Instructions for the task>
Collect every line in the records below that contains the word "JSON".

[Element data from apps and pages]
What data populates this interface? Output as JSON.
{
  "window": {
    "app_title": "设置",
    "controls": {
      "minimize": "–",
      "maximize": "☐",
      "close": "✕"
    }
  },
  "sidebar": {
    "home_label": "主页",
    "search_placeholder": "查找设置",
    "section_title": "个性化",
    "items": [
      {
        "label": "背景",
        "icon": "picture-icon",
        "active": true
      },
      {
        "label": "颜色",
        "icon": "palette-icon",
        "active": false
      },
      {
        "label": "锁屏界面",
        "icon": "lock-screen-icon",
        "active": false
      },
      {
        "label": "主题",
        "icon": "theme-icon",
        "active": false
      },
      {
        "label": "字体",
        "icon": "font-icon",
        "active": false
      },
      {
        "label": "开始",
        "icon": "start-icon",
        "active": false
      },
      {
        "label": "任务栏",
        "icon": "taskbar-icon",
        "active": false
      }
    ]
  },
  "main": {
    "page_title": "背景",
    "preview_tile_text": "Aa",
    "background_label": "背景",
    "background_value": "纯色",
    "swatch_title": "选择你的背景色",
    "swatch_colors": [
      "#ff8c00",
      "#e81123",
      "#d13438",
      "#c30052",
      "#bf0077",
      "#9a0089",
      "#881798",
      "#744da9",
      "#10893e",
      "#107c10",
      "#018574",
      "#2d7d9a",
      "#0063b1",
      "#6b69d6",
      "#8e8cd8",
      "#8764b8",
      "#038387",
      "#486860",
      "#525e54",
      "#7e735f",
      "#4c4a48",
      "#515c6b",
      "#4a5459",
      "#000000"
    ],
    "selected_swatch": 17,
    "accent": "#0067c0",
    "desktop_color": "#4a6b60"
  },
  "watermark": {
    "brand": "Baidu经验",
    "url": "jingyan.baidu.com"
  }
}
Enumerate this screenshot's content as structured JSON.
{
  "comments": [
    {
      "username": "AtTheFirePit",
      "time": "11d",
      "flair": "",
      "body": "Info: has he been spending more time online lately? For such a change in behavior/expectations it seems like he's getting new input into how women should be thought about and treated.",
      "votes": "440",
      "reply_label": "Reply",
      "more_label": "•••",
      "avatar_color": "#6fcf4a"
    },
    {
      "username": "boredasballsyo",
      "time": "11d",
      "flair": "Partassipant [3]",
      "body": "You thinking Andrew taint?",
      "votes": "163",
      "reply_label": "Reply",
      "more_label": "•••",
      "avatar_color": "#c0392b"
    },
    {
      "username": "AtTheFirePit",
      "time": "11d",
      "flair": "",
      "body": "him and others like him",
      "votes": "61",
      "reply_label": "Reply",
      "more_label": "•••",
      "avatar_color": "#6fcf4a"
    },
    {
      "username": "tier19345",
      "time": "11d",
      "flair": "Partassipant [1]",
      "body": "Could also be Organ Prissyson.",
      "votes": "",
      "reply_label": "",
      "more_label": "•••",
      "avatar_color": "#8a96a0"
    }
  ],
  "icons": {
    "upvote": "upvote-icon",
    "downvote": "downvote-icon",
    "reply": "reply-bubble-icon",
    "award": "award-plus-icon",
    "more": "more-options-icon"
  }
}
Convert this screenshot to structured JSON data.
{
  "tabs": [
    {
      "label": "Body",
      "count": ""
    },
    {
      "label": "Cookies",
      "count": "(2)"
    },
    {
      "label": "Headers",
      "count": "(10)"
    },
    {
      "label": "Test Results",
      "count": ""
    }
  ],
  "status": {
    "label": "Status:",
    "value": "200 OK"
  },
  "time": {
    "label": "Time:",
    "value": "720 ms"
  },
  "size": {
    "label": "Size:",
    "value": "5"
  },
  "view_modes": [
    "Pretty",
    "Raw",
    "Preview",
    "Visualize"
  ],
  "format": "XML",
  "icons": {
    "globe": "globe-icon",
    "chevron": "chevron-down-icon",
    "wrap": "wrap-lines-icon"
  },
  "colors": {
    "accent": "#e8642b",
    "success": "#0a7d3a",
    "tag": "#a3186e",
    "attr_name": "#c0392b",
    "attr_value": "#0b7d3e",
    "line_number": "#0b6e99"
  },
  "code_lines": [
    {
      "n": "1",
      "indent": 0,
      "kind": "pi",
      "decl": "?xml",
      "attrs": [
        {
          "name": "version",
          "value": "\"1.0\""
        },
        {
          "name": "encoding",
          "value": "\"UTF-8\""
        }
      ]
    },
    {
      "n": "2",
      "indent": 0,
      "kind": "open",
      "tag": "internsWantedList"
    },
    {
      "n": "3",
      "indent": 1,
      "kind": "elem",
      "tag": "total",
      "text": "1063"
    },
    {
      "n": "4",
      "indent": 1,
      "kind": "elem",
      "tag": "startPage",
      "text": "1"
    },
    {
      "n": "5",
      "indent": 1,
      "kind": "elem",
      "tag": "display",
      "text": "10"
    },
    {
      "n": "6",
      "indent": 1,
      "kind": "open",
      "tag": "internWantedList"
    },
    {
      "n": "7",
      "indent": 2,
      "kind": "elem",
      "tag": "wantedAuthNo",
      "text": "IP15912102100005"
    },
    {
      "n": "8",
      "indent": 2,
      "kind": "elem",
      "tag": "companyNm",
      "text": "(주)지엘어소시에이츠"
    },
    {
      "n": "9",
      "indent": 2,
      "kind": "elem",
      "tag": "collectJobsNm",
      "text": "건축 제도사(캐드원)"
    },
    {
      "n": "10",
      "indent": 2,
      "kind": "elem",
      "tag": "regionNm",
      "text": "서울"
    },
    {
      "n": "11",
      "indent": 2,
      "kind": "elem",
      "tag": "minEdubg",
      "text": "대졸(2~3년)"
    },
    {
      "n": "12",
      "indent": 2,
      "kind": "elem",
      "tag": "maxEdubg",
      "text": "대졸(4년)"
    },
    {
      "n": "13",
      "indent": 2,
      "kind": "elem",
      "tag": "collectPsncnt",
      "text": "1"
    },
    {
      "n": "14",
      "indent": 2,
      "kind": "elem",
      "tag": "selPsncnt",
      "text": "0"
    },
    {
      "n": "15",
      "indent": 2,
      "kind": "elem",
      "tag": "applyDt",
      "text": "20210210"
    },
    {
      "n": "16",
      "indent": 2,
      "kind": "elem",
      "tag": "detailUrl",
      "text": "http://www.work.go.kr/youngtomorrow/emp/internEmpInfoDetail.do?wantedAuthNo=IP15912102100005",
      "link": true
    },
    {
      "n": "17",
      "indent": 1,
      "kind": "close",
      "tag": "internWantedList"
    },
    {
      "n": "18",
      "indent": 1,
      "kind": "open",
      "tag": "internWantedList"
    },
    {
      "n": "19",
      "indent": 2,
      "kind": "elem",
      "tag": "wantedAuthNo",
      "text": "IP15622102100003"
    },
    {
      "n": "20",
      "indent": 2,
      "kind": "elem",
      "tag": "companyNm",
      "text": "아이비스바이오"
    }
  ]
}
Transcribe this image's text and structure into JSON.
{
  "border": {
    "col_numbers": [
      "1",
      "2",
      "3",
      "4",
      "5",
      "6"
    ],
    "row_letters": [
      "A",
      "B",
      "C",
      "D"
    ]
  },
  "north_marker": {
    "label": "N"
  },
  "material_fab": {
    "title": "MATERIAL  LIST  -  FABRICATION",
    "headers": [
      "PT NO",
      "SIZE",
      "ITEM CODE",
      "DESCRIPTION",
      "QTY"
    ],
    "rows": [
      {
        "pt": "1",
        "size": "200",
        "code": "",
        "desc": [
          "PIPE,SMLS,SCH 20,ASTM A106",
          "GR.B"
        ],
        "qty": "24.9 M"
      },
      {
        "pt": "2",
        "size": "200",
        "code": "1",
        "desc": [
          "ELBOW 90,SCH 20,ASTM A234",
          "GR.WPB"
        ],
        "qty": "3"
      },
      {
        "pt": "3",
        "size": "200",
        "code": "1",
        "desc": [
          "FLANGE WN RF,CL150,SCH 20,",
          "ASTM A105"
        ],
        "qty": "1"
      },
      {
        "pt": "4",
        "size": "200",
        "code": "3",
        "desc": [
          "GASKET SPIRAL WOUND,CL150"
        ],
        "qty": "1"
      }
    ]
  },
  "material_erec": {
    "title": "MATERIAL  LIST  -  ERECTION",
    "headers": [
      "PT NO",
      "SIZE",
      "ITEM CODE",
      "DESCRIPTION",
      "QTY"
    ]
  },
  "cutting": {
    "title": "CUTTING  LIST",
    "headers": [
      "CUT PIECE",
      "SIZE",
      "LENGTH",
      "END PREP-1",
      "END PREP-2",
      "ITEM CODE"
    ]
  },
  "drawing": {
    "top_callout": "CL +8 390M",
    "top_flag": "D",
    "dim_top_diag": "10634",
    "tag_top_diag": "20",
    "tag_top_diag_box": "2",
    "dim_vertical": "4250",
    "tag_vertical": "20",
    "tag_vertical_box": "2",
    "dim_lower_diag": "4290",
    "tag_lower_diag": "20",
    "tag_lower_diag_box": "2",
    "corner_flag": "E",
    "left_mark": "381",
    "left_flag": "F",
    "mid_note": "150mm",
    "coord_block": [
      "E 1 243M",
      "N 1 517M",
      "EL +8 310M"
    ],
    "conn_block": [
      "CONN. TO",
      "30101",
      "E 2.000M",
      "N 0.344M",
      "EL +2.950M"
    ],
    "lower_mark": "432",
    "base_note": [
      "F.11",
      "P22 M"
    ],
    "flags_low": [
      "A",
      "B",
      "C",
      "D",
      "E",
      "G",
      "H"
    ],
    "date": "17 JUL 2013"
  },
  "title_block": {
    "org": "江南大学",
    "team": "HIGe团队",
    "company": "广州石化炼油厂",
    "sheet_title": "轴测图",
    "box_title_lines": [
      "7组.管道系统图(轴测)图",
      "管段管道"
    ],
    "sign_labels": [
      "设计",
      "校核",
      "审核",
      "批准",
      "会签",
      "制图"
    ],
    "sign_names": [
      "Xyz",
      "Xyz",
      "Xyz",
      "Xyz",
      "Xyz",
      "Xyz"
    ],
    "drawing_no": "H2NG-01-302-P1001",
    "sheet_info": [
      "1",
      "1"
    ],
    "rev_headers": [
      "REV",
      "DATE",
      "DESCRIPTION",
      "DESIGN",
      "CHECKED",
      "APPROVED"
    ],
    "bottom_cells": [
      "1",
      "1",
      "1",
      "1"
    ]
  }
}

Task response>
What data populates this interface? Output as JSON.
Enumerate this screenshot's content as structured JSON.
Convert this screenshot to structured JSON data.
Transcribe this image's text and structure into JSON.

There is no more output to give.